__Data excerpts__:
□ □ □ □ □

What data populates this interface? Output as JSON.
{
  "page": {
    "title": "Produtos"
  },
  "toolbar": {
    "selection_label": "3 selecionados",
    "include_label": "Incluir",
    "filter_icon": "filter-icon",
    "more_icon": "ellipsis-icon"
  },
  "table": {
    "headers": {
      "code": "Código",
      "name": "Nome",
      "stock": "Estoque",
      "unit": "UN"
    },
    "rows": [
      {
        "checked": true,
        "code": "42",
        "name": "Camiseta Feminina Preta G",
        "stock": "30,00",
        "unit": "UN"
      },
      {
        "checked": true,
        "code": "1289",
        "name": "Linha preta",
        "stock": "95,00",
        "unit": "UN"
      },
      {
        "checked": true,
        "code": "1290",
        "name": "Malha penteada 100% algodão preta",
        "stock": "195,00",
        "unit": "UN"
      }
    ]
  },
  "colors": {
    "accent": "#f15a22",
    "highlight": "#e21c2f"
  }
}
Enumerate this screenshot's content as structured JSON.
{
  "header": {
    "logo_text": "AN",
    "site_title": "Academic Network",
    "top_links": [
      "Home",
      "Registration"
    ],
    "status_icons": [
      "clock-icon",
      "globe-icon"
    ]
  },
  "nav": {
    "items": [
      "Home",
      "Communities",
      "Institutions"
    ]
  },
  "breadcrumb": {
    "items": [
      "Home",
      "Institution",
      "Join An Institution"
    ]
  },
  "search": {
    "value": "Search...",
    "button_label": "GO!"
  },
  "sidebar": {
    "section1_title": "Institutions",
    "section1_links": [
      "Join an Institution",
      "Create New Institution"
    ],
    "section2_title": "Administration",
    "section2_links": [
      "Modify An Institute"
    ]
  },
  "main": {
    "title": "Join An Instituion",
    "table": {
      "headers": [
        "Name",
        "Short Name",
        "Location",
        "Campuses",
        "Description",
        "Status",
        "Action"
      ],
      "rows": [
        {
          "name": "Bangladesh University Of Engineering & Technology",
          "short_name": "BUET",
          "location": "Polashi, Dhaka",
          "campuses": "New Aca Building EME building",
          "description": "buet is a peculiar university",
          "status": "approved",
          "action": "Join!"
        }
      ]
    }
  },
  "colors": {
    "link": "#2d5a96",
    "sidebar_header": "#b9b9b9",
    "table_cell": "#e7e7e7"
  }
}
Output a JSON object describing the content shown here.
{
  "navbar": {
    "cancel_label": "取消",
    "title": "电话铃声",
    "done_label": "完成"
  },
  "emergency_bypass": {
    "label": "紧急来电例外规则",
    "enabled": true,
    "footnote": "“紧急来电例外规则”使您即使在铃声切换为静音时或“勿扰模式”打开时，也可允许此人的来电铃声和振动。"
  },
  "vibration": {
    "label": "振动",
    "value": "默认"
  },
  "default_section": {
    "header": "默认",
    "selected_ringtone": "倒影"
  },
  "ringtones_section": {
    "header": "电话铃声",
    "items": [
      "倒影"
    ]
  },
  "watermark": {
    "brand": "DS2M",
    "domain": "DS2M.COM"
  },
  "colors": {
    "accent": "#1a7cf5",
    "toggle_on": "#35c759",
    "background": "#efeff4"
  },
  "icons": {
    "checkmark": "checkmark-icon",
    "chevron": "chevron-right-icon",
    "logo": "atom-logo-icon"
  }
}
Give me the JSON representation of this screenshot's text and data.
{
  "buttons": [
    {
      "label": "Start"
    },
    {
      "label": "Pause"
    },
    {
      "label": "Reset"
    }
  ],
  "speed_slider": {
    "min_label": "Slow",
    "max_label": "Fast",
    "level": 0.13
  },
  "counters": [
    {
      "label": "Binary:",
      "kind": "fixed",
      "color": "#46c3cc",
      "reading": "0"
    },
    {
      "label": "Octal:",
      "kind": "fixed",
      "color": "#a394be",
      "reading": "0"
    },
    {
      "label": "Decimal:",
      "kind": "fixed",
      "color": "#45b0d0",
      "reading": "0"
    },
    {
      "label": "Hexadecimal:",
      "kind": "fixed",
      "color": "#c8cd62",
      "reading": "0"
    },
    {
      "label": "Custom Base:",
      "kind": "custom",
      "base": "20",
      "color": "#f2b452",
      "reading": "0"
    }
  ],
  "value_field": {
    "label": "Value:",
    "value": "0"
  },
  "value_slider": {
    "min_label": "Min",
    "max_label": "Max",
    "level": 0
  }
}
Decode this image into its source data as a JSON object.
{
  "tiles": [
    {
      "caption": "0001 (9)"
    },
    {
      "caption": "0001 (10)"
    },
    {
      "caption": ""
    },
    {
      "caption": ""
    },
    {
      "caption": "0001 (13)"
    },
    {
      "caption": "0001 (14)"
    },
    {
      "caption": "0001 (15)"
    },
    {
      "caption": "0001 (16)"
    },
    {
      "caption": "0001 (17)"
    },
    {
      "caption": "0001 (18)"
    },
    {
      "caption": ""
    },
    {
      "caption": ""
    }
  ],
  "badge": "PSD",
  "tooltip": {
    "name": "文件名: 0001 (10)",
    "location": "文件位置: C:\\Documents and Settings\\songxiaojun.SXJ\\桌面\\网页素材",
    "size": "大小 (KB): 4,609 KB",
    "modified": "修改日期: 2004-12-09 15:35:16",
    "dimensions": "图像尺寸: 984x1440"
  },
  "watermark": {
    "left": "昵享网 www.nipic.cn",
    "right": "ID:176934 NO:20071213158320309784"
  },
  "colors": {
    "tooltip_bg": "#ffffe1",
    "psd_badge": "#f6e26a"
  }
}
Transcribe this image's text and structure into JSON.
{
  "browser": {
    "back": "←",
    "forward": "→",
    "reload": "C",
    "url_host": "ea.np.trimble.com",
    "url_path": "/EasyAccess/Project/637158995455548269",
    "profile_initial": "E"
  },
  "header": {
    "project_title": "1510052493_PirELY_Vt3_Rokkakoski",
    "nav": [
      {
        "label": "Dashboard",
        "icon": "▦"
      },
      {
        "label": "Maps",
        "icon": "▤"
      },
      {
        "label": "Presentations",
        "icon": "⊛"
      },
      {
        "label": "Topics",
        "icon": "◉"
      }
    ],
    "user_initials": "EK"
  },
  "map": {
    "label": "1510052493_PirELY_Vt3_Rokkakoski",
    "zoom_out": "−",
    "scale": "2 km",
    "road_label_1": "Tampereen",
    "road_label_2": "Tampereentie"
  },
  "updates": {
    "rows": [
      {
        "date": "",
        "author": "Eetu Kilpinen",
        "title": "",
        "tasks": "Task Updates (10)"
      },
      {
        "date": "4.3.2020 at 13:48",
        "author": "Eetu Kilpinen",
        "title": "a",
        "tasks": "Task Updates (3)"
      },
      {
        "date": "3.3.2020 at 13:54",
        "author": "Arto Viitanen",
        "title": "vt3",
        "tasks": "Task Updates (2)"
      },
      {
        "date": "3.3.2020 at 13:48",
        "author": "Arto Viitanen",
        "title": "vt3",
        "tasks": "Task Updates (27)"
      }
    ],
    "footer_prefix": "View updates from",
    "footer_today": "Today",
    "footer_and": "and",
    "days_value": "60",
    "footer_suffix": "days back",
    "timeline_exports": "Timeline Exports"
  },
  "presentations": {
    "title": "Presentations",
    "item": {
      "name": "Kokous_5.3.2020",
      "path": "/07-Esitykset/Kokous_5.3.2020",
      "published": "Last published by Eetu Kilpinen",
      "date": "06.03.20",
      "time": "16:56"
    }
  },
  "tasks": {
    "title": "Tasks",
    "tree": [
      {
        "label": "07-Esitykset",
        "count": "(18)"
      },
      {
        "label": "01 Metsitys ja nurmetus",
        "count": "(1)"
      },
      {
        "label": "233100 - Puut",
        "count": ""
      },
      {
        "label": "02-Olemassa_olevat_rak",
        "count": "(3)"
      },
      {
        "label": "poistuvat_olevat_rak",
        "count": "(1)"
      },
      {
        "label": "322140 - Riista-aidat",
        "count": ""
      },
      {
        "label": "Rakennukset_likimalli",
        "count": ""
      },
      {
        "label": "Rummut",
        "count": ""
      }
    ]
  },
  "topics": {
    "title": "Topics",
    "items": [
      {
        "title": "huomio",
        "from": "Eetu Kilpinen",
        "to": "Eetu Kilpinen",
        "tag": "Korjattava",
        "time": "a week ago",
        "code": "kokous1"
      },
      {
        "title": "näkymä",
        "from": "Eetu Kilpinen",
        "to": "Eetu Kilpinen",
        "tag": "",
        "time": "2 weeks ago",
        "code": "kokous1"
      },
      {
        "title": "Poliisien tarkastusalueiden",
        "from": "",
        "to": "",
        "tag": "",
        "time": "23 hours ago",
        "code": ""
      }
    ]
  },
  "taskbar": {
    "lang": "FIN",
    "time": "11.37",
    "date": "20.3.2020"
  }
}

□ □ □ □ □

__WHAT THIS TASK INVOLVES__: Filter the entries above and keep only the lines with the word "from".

__FINISHED TASK__:
    "footer_prefix": "View updates from",
        "from": "Eetu Kilpinen",
        "from": "Eetu Kilpinen",
        "from": "",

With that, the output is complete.